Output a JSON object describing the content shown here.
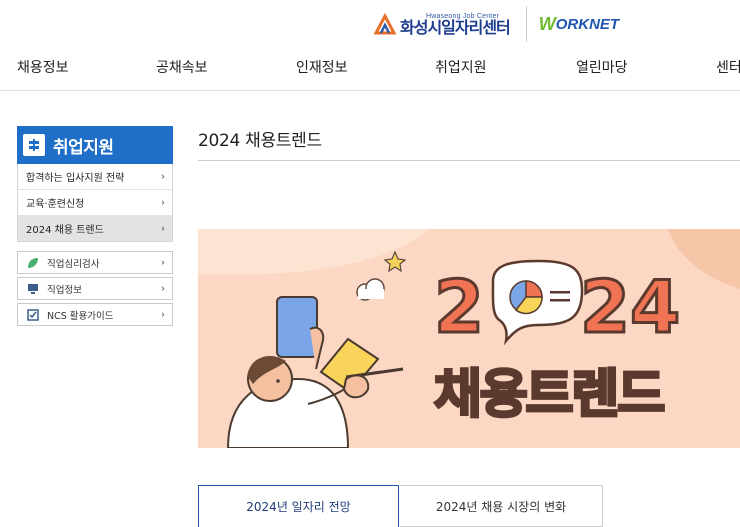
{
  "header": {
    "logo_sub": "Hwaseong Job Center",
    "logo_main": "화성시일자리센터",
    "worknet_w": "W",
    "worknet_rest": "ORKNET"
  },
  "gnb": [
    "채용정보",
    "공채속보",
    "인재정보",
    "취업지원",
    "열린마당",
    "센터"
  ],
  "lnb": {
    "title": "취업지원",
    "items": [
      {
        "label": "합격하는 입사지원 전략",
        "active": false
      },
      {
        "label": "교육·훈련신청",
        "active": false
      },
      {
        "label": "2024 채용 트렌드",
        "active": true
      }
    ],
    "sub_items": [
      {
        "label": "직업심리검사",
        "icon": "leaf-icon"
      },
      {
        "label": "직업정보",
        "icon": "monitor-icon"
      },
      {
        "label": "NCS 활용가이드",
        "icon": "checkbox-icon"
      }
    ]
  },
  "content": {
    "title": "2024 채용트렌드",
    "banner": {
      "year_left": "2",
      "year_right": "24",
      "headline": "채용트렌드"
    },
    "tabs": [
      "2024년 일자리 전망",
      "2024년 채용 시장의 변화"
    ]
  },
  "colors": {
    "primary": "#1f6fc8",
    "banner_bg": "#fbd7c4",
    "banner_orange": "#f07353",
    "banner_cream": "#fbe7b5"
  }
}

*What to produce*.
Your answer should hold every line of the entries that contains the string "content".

*Task response*.
Output a JSON object describing the content shown here.
  "content": {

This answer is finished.